Israelis and Jews in the Diaspora alike have enlisted their hearts and minds in defending the Jewish state in one of our greatest hours of need. Hamas dealt us a horrible blow, but they had no idea who they were dealing with – they have no idea how strong the Jewish people are, they have no idea how we unite in times of crisis, and they have no idea how undefeatable we are when we come together as a people. Hamas is an ideology of death and hate, but we – the Jewish people – are an ideology of life and love. And loves always triumphs over hate.

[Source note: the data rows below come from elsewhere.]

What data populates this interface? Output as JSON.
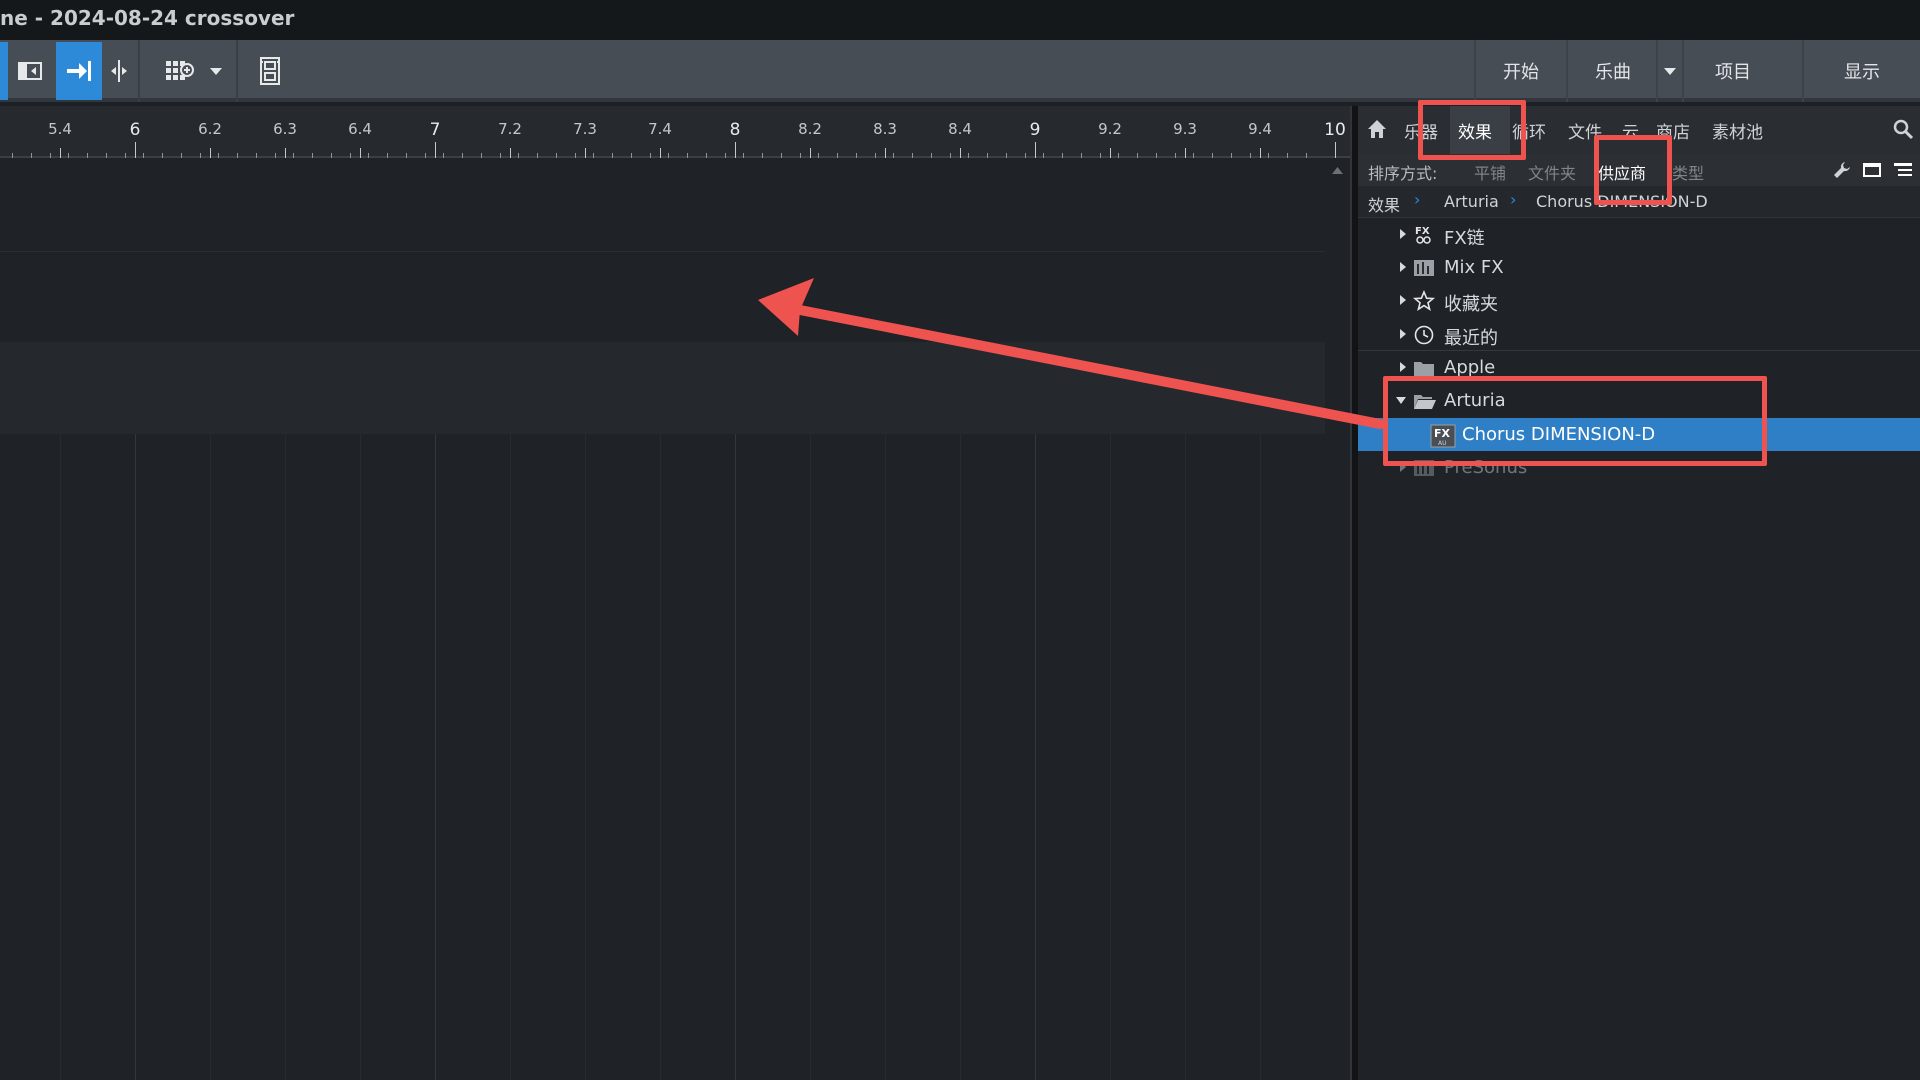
{
  "window": {
    "title": "ne - 2024-08-24 crossover"
  },
  "toolbar": {
    "menus": [
      "开始",
      "乐曲",
      "项目",
      "显示"
    ]
  },
  "ruler": {
    "labels": [
      {
        "text": "5.4",
        "major": false
      },
      {
        "text": "6",
        "major": true
      },
      {
        "text": "6.2",
        "major": false
      },
      {
        "text": "6.3",
        "major": false
      },
      {
        "text": "6.4",
        "major": false
      },
      {
        "text": "7",
        "major": true
      },
      {
        "text": "7.2",
        "major": false
      },
      {
        "text": "7.3",
        "major": false
      },
      {
        "text": "7.4",
        "major": false
      },
      {
        "text": "8",
        "major": true
      },
      {
        "text": "8.2",
        "major": false
      },
      {
        "text": "8.3",
        "major": false
      },
      {
        "text": "8.4",
        "major": false
      },
      {
        "text": "9",
        "major": true
      },
      {
        "text": "9.2",
        "major": false
      },
      {
        "text": "9.3",
        "major": false
      },
      {
        "text": "9.4",
        "major": false
      },
      {
        "text": "10",
        "major": true
      }
    ]
  },
  "browser": {
    "tabs": [
      "乐器",
      "效果",
      "循环",
      "文件",
      "云",
      "商店",
      "素材池"
    ],
    "active_tab": "效果",
    "sort": {
      "label": "排序方式:",
      "options": [
        "平铺",
        "文件夹",
        "供应商",
        "类型"
      ],
      "active": "供应商"
    },
    "breadcrumb": [
      "效果",
      "Arturia",
      "Chorus DIMENSION-D"
    ],
    "tree": [
      {
        "label": "FX链",
        "icon": "fx-chain-icon",
        "expanded": false
      },
      {
        "label": "Mix FX",
        "icon": "mix-fx-icon",
        "expanded": false
      },
      {
        "label": "收藏夹",
        "icon": "star-icon",
        "expanded": false
      },
      {
        "label": "最近的",
        "icon": "clock-icon",
        "expanded": false
      },
      {
        "label": "Apple",
        "icon": "folder-icon",
        "expanded": false
      },
      {
        "label": "Arturia",
        "icon": "folder-open-icon",
        "expanded": true
      },
      {
        "label": "Chorus DIMENSION-D",
        "icon": "fx-plugin-icon",
        "child": true,
        "selected": true
      },
      {
        "label": "PreSonus",
        "icon": "mix-fx-icon",
        "expanded": false
      }
    ]
  },
  "colors": {
    "accent": "#2c8ad8",
    "selection": "#2e7fc6",
    "annotation": "#ef5350",
    "background": "#1f2226",
    "toolbar": "#474d55"
  }
}
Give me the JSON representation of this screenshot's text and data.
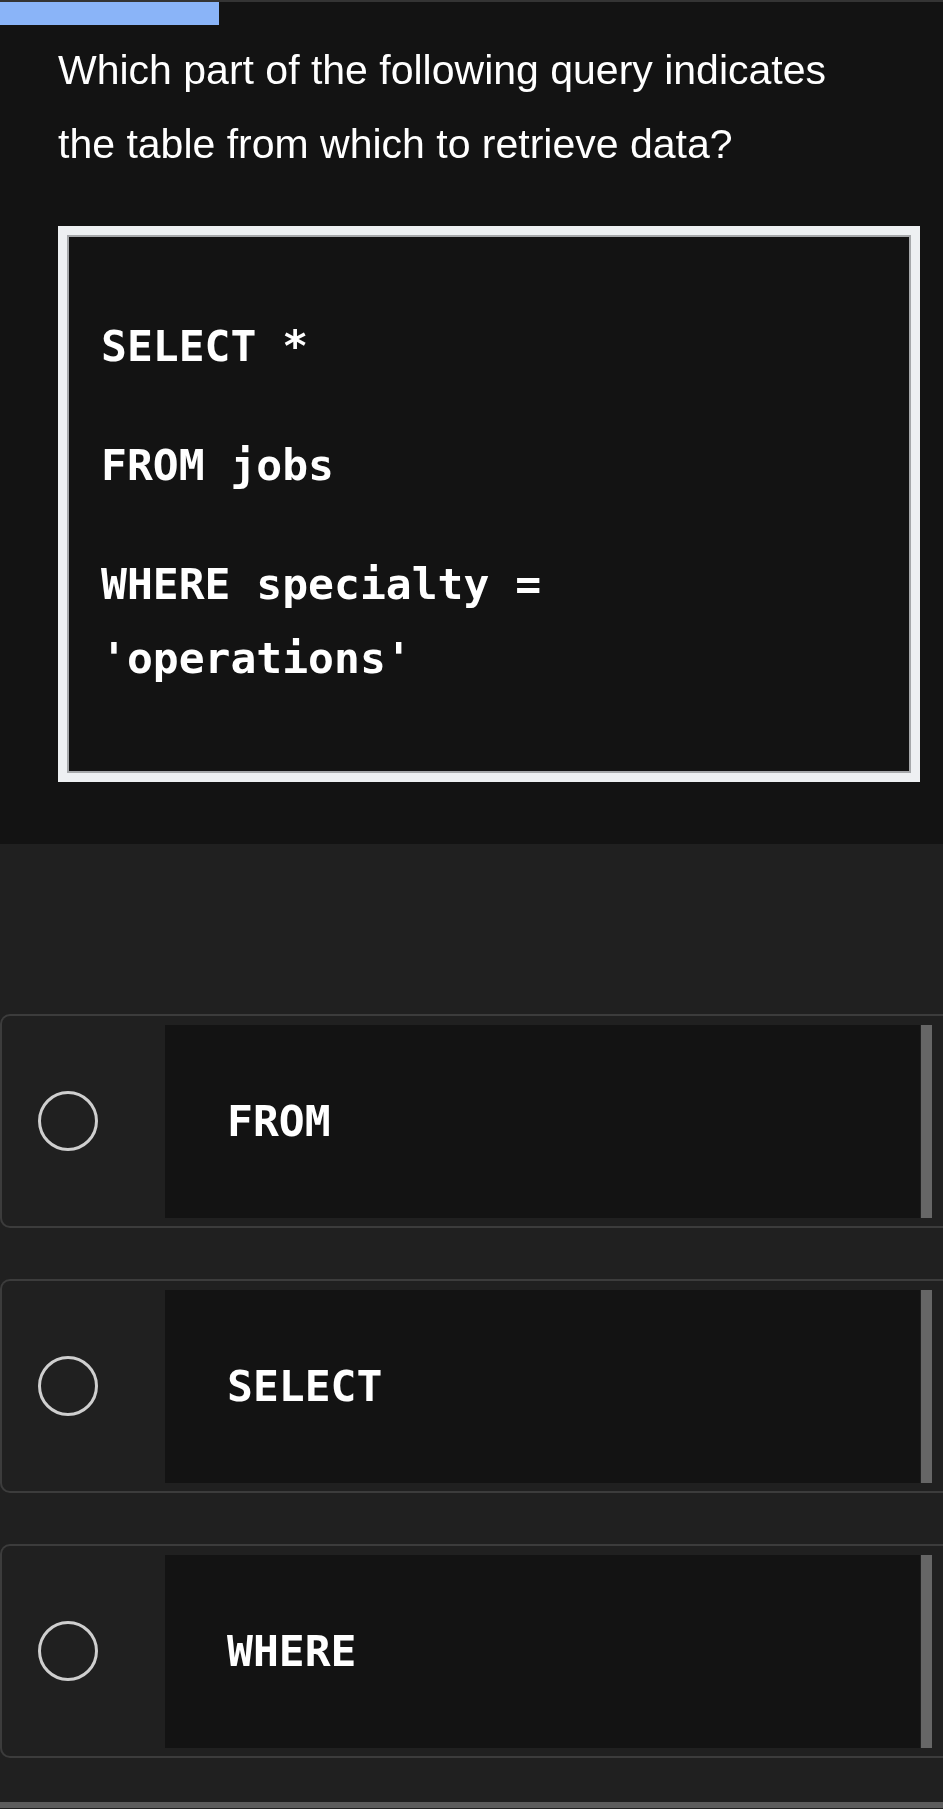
{
  "progress": {
    "level": 0.232
  },
  "question": {
    "text": "Which part of the following query indicates the table from which to retrieve data?"
  },
  "code_block": {
    "lines": [
      "SELECT *",
      "FROM jobs",
      "WHERE specialty = 'operations'"
    ]
  },
  "options": [
    {
      "label": "FROM",
      "selected": false
    },
    {
      "label": "SELECT",
      "selected": false
    },
    {
      "label": "WHERE",
      "selected": false
    }
  ]
}
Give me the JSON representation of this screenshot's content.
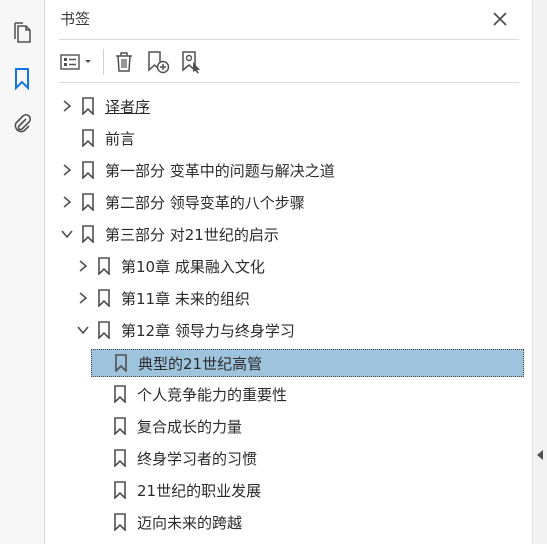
{
  "panel": {
    "title": "书签"
  },
  "rail": {
    "items": [
      {
        "name": "pages-icon"
      },
      {
        "name": "bookmarks-icon"
      },
      {
        "name": "attachments-icon"
      }
    ]
  },
  "bookmarks": [
    {
      "label": "译者序",
      "level": 0,
      "state": "collapsed",
      "selected": false,
      "underline": true
    },
    {
      "label": "前言",
      "level": 0,
      "state": "leaf",
      "selected": false,
      "underline": false
    },
    {
      "label": "第一部分 变革中的问题与解决之道",
      "level": 0,
      "state": "collapsed",
      "selected": false,
      "underline": false
    },
    {
      "label": "第二部分 领导变革的八个步骤",
      "level": 0,
      "state": "collapsed",
      "selected": false,
      "underline": false
    },
    {
      "label": "第三部分 对21世纪的启示",
      "level": 0,
      "state": "expanded",
      "selected": false,
      "underline": false
    },
    {
      "label": "第10章 成果融入文化",
      "level": 1,
      "state": "collapsed",
      "selected": false,
      "underline": false
    },
    {
      "label": "第11章 未来的组织",
      "level": 1,
      "state": "collapsed",
      "selected": false,
      "underline": false
    },
    {
      "label": "第12章 领导力与终身学习",
      "level": 1,
      "state": "expanded",
      "selected": false,
      "underline": false
    },
    {
      "label": "典型的21世纪高管",
      "level": 2,
      "state": "leaf",
      "selected": true,
      "underline": false
    },
    {
      "label": "个人竞争能力的重要性",
      "level": 2,
      "state": "leaf",
      "selected": false,
      "underline": false
    },
    {
      "label": "复合成长的力量",
      "level": 2,
      "state": "leaf",
      "selected": false,
      "underline": false
    },
    {
      "label": "终身学习者的习惯",
      "level": 2,
      "state": "leaf",
      "selected": false,
      "underline": false
    },
    {
      "label": "21世纪的职业发展",
      "level": 2,
      "state": "leaf",
      "selected": false,
      "underline": false
    },
    {
      "label": "迈向未来的跨越",
      "level": 2,
      "state": "leaf",
      "selected": false,
      "underline": false
    }
  ],
  "colors": {
    "accent": "#1473e6",
    "selected_bg": "#9dc3dd",
    "icon": "#505050"
  }
}
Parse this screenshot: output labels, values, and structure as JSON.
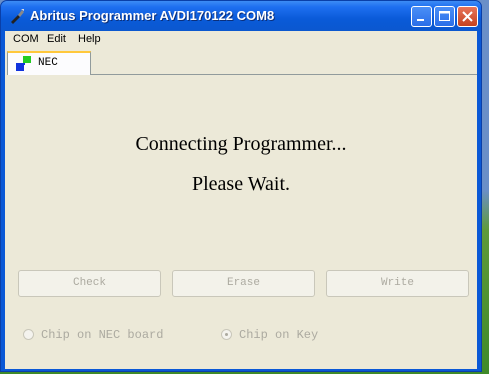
{
  "window": {
    "title": "Abritus Programmer AVDI170122 COM8",
    "controls": [
      "minimize-icon",
      "maximize-icon",
      "close-icon"
    ]
  },
  "menu": {
    "items": [
      {
        "label": "COM"
      },
      {
        "label": "Edit"
      },
      {
        "label": "Help"
      }
    ]
  },
  "tabs": [
    {
      "label": "NEC",
      "icon": "nec-chip-icon",
      "selected": true
    }
  ],
  "status": {
    "line1": "Connecting Programmer...",
    "line2": "Please Wait."
  },
  "buttons": {
    "check": "Check",
    "erase": "Erase",
    "write": "Write"
  },
  "options": {
    "chip_on_nec_board": {
      "label": "Chip on NEC board",
      "selected": false
    },
    "chip_on_key": {
      "label": "Chip on Key",
      "selected": true
    }
  },
  "colors": {
    "titlebar": "#0a5ad8",
    "client_bg": "#ece9d8",
    "disabled_text": "#acaaa0",
    "tab_highlight": "#ffc83c"
  }
}
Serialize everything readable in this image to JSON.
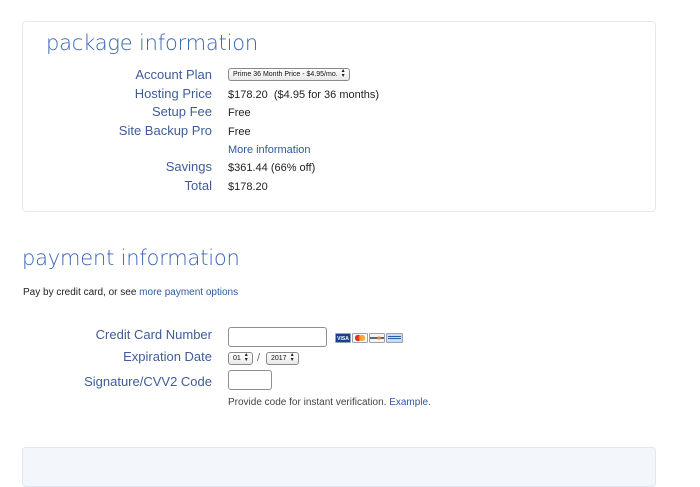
{
  "package": {
    "title": "package information",
    "account_plan": {
      "label": "Account Plan",
      "selected": "Prime 36 Month Price - $4.95/mo."
    },
    "hosting_price": {
      "label": "Hosting Price",
      "value": "$178.20",
      "note": "($4.95 for 36 months)"
    },
    "setup_fee": {
      "label": "Setup Fee",
      "value": "Free"
    },
    "site_backup": {
      "label": "Site Backup Pro",
      "value": "Free"
    },
    "more_info": "More information",
    "savings": {
      "label": "Savings",
      "value": "$361.44 (66% off)"
    },
    "total": {
      "label": "Total",
      "value": "$178.20"
    }
  },
  "payment": {
    "title": "payment information",
    "intro_text": "Pay by credit card, or see",
    "intro_link": "more payment options",
    "credit_card": {
      "label": "Credit Card Number",
      "value": ""
    },
    "card_logos": [
      "VISA",
      "MC",
      "DISCOVER",
      "AMEX"
    ],
    "expiration": {
      "label": "Expiration Date",
      "month": "01",
      "separator": "/",
      "year": "2017"
    },
    "cvv": {
      "label": "Signature/CVV2 Code",
      "value": ""
    },
    "cvv_help": "Provide code for instant verification.",
    "cvv_help_link": "Example."
  },
  "colors": {
    "heading": "#3a64b4",
    "label": "#3f5c99",
    "link": "#2f57a4",
    "card_border": "#e8e8e8"
  }
}
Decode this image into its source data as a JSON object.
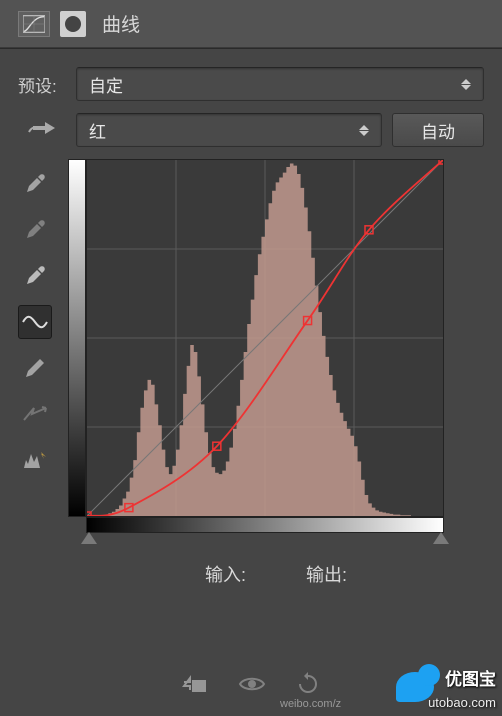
{
  "header": {
    "title": "曲线"
  },
  "preset": {
    "label": "预设:",
    "value": "自定"
  },
  "channel": {
    "value": "红",
    "auto_label": "自动"
  },
  "io": {
    "input_label": "输入:",
    "output_label": "输出:"
  },
  "watermark": {
    "line1": "优图宝",
    "line2": "utobao.com",
    "weibo": "weibo.com/z"
  },
  "chart_data": {
    "type": "curve_histogram",
    "title": "曲线 - 红",
    "xlabel": "输入",
    "ylabel": "输出",
    "xlim": [
      0,
      255
    ],
    "ylim": [
      0,
      255
    ],
    "grid": [
      4,
      4
    ],
    "curve_points": [
      {
        "x": 0,
        "y": 0
      },
      {
        "x": 30,
        "y": 6
      },
      {
        "x": 93,
        "y": 50
      },
      {
        "x": 158,
        "y": 140
      },
      {
        "x": 202,
        "y": 205
      },
      {
        "x": 255,
        "y": 255
      }
    ],
    "histogram": [
      0,
      0,
      0,
      0,
      0,
      2,
      4,
      6,
      10,
      15,
      25,
      35,
      55,
      80,
      120,
      155,
      180,
      195,
      188,
      160,
      130,
      95,
      70,
      60,
      72,
      95,
      130,
      175,
      215,
      245,
      235,
      200,
      160,
      120,
      90,
      70,
      62,
      60,
      65,
      78,
      98,
      125,
      158,
      195,
      235,
      275,
      310,
      345,
      375,
      400,
      425,
      448,
      466,
      478,
      485,
      492,
      500,
      505,
      502,
      490,
      470,
      442,
      408,
      370,
      330,
      292,
      258,
      228,
      202,
      180,
      162,
      148,
      136,
      125,
      115,
      100,
      78,
      52,
      30,
      18,
      12,
      8,
      6,
      5,
      4,
      3,
      2,
      2,
      1,
      1,
      1,
      0,
      0,
      0,
      0,
      0,
      0,
      0,
      0,
      0
    ],
    "histogram_max": 510,
    "curve_color": "#e33",
    "histogram_color": "#c29a8f"
  }
}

So now is the time to enlist to the global effort of defending the Jewish nation and its right to defend itself. Now is the time to do whatever YOU can do to help. For some, it may be writing to your elected officials, urging them to support Israel and to bring home the hostages held in captivity. For others, it may be contributing to the Federation’s Israel emergency relief campaign, funds that will help victims of terror, provide trauma relief, reinforce hospitals throughout the country, help the most vulnerable, and more. For others, it may mean coming to Israel to volunteer – as a doctor, a soldier or a civilian. For others, it may mean actively sharing on social media in support of Israel’s right to defend itself. For others, it may be holding hasbara* gatherings with family and friends, whether over zoom or in person. Regardless of what it is, every person who understands that this is a war against an evil ideology that must be defeated needs to enlist to the effort. This is a call for action. Enlist your hearts and minds to the effort to defend the right and obligation of the one Jewish nation in the world to defend itself from terrorism. We will get through this, but we can only succeed if we do it together. Now is the time to enlist. The clock is ticking…
May this be a Shabbat that ushers in peace to Israel and all the Jewish people. May this be a Shabbat that brings our hostages home. May this be a Shabbat where we start to feel a glimmer of hope amidst all the despair.
*Hasbara (Hebrew: הַסְבָּרָה) has no direct English translation, but roughly means “explaining”.